Dataset rows describing interfaces ::
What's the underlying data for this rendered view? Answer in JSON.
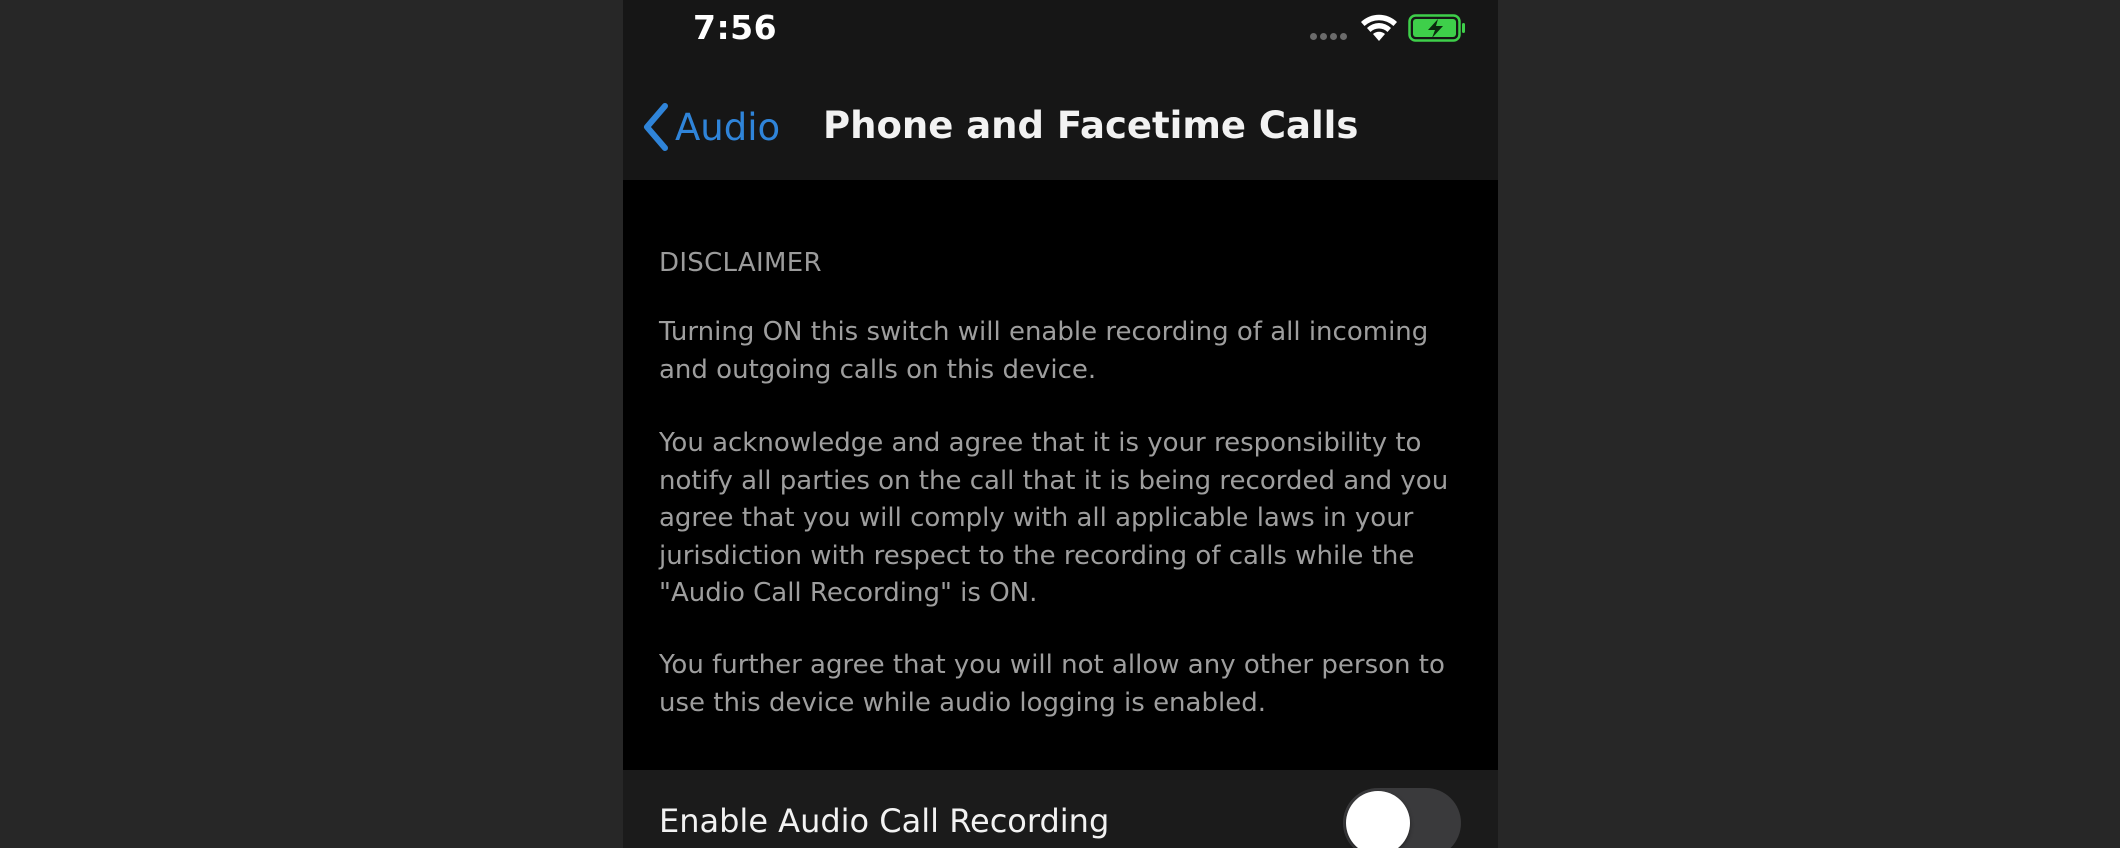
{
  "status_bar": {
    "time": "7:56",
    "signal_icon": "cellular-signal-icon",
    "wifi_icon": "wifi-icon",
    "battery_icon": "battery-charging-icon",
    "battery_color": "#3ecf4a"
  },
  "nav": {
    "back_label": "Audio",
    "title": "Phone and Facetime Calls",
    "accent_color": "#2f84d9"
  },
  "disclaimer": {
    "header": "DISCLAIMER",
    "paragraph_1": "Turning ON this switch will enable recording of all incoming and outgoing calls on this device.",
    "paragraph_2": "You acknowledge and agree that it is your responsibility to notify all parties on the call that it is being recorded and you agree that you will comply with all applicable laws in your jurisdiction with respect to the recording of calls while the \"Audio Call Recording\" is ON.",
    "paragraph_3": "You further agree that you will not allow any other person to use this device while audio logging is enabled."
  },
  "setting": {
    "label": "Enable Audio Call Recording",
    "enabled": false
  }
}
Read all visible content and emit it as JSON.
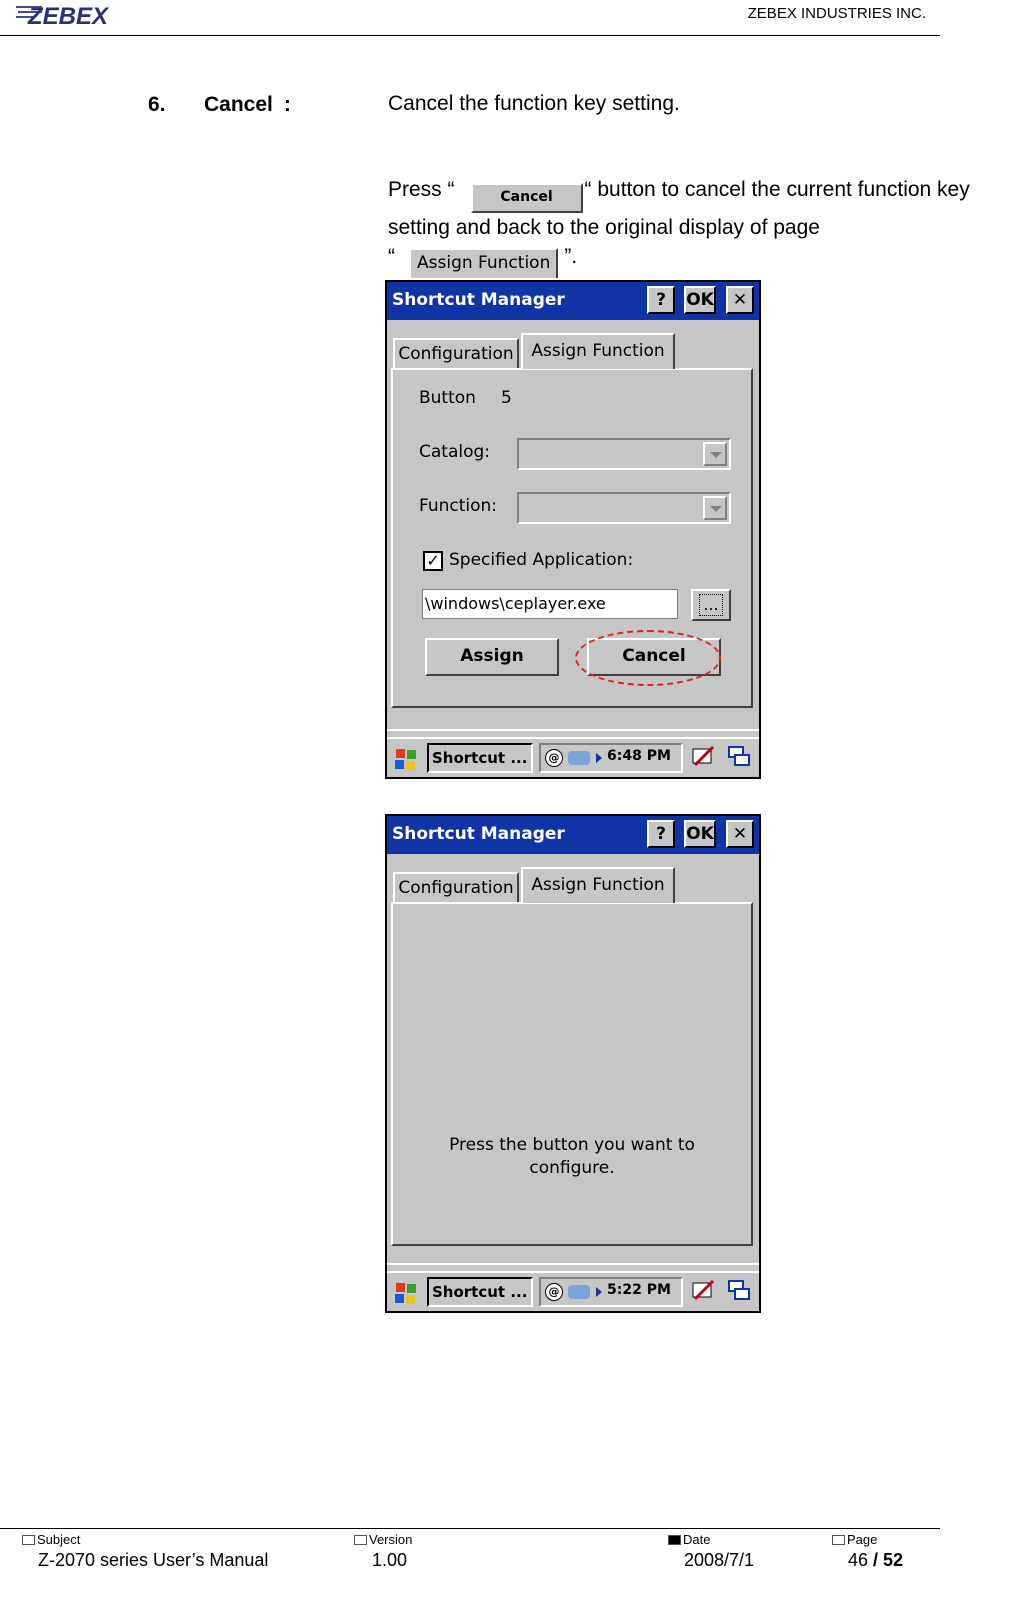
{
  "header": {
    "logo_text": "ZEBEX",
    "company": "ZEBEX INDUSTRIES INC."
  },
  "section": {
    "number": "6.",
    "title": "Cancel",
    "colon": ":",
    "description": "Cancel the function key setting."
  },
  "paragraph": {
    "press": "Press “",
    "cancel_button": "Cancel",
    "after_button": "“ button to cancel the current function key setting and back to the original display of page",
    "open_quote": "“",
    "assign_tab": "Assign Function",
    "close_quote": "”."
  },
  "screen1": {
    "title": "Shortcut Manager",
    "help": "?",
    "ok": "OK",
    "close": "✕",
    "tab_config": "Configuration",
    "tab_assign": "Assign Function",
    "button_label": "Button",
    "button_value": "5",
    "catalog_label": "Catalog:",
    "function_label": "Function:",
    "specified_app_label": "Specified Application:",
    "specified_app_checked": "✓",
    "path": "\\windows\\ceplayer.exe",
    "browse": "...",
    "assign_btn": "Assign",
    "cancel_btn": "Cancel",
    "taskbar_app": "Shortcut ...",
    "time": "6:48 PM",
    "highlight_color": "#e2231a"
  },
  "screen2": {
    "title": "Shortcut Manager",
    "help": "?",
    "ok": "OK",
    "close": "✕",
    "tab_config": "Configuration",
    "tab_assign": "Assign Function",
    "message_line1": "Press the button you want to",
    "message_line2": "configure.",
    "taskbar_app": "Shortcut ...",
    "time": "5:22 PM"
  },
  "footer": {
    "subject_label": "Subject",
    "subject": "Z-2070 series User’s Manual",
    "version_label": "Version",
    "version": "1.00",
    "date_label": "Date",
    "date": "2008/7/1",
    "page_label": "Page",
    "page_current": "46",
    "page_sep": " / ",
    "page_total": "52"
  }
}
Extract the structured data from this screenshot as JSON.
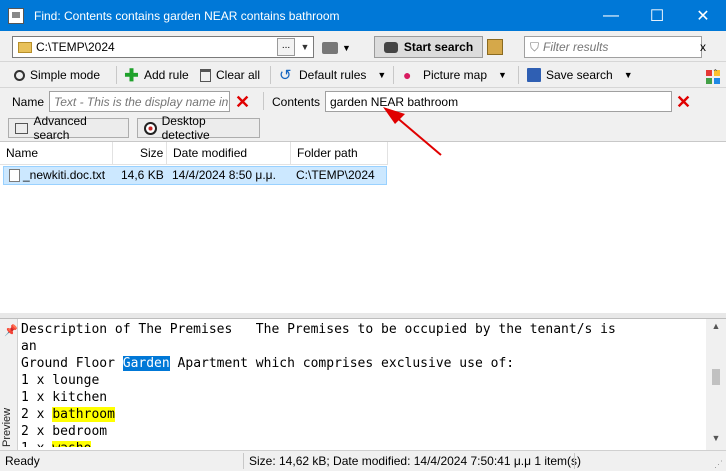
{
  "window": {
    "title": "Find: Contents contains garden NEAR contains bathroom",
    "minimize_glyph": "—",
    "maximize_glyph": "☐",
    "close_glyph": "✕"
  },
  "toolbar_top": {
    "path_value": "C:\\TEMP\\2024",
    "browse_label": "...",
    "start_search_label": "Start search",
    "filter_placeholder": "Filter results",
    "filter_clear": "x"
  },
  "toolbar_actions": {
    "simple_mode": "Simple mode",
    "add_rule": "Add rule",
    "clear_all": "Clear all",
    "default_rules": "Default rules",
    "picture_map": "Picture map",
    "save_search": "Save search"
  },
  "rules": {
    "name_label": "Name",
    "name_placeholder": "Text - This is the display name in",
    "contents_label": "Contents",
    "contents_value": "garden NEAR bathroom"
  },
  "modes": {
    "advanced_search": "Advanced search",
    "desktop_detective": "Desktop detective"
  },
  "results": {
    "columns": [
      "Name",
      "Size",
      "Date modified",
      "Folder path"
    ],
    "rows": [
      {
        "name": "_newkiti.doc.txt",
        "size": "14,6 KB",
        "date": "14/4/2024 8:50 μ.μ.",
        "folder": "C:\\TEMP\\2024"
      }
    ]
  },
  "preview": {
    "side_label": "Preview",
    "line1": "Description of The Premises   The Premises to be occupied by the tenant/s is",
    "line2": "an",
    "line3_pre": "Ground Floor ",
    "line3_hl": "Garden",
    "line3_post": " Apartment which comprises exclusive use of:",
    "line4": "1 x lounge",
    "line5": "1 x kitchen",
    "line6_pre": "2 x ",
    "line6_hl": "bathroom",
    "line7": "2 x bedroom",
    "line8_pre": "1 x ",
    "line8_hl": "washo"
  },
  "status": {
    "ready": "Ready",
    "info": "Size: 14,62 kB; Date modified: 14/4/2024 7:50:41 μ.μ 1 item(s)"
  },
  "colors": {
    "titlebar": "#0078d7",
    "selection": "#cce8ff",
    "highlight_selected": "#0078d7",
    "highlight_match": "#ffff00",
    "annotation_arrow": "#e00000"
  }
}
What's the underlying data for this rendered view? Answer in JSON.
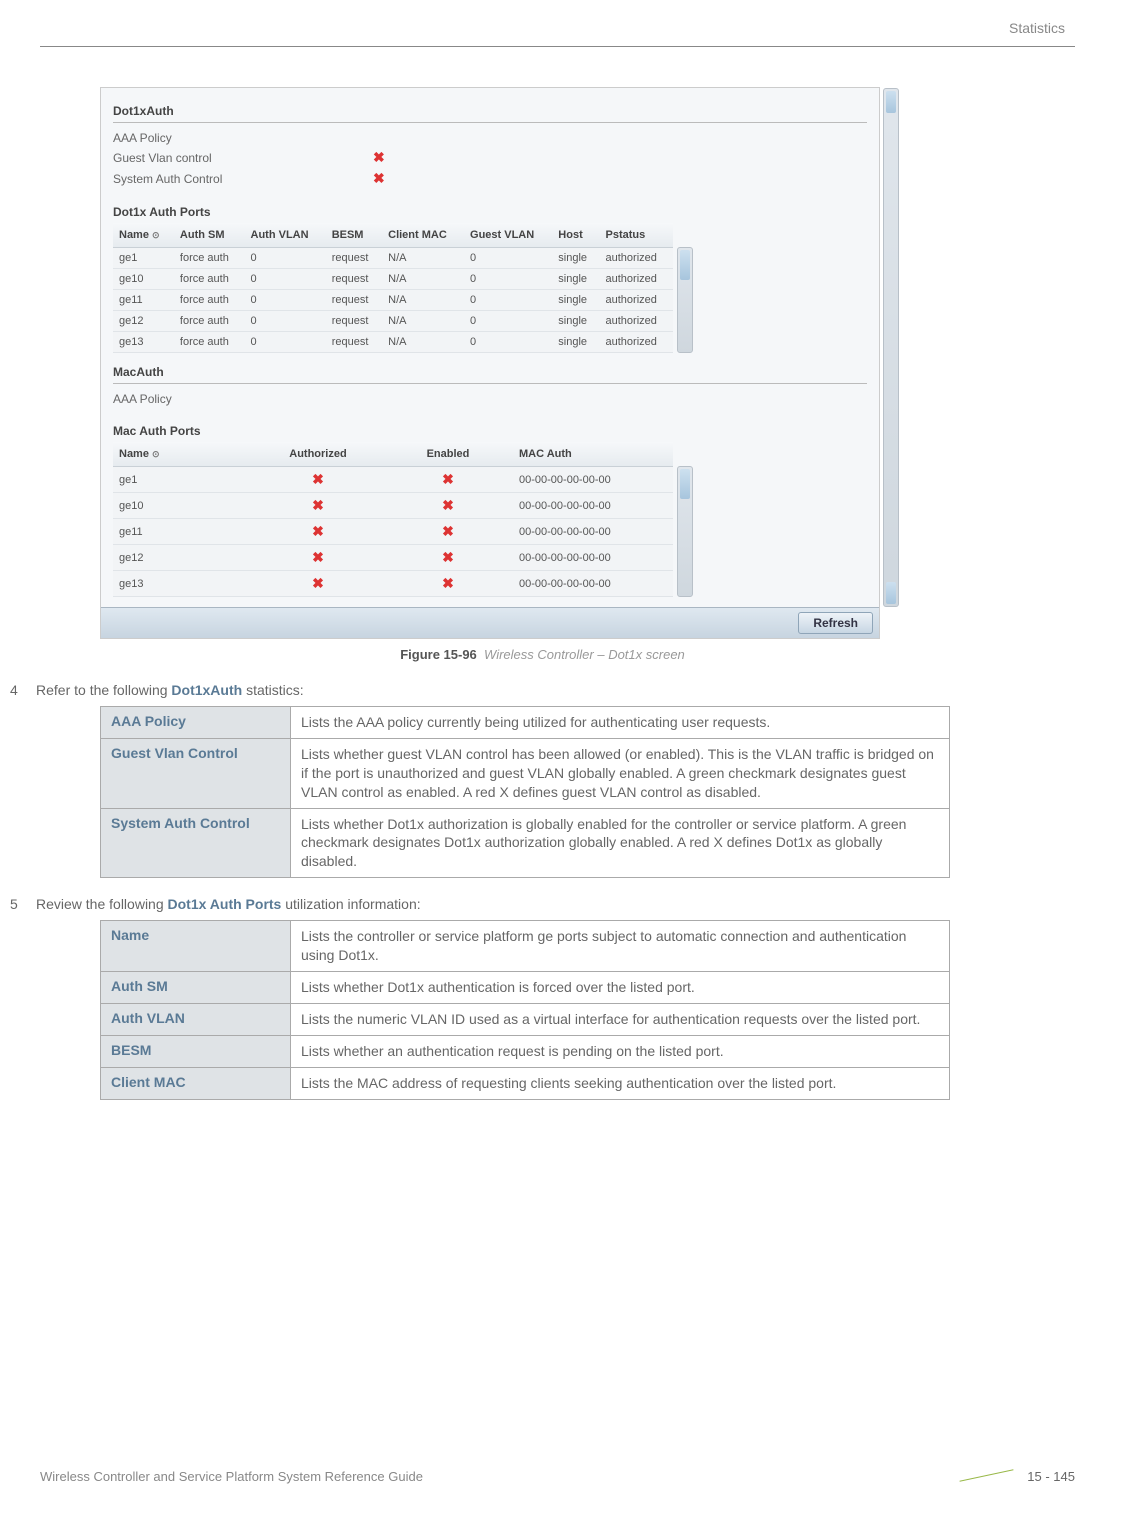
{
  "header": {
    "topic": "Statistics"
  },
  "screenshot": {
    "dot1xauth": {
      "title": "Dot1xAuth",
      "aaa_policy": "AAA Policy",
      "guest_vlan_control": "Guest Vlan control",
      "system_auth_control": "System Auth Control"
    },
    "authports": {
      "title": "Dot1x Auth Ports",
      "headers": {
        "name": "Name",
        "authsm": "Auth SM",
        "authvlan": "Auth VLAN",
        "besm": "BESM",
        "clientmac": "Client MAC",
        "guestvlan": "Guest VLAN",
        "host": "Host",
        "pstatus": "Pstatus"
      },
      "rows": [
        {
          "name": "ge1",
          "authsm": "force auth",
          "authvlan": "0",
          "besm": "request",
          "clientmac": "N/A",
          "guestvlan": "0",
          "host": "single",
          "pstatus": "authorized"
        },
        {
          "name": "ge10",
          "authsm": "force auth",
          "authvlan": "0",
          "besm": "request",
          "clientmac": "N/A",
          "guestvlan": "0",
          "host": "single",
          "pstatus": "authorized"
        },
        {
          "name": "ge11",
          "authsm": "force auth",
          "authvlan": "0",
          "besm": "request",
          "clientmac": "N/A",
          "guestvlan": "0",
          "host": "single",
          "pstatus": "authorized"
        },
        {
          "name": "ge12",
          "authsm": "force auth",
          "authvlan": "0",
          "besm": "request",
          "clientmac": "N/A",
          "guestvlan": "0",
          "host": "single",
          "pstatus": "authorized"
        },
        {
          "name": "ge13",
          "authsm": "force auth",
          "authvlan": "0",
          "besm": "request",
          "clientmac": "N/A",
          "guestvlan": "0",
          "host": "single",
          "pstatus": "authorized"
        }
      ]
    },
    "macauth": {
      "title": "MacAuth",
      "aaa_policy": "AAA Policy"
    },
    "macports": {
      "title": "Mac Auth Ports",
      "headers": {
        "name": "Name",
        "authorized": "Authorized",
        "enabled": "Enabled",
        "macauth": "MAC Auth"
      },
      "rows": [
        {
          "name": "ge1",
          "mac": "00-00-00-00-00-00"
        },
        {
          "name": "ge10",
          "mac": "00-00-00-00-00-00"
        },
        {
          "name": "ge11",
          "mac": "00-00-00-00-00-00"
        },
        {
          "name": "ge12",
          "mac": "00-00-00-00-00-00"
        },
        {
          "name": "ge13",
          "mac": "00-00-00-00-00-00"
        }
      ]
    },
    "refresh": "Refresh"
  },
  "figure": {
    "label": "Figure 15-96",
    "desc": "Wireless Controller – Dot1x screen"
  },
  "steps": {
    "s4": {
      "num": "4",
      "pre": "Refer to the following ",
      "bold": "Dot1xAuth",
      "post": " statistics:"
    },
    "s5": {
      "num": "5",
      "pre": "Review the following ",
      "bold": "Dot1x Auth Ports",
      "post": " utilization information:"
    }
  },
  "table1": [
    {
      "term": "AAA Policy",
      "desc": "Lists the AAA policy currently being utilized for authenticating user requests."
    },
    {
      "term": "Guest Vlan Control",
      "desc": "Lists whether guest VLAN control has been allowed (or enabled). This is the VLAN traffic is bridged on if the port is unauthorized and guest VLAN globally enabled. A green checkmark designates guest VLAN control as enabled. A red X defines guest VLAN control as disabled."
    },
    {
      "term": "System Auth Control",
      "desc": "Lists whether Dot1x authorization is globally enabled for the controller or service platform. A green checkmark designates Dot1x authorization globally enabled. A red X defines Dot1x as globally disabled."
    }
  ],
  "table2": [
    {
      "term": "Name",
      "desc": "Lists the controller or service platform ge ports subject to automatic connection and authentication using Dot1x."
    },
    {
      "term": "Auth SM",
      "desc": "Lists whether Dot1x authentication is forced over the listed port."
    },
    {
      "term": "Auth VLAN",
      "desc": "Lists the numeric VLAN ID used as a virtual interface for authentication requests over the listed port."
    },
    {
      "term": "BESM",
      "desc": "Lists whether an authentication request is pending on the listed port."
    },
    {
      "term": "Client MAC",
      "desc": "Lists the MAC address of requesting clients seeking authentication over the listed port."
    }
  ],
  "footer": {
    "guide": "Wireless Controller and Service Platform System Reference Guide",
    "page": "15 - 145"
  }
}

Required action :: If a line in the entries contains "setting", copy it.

Solution ::
  "setting": {
    "description": "Cancel the function key setting."
    "after_button": "“ button to cancel the current function key setting and back to the original display of page",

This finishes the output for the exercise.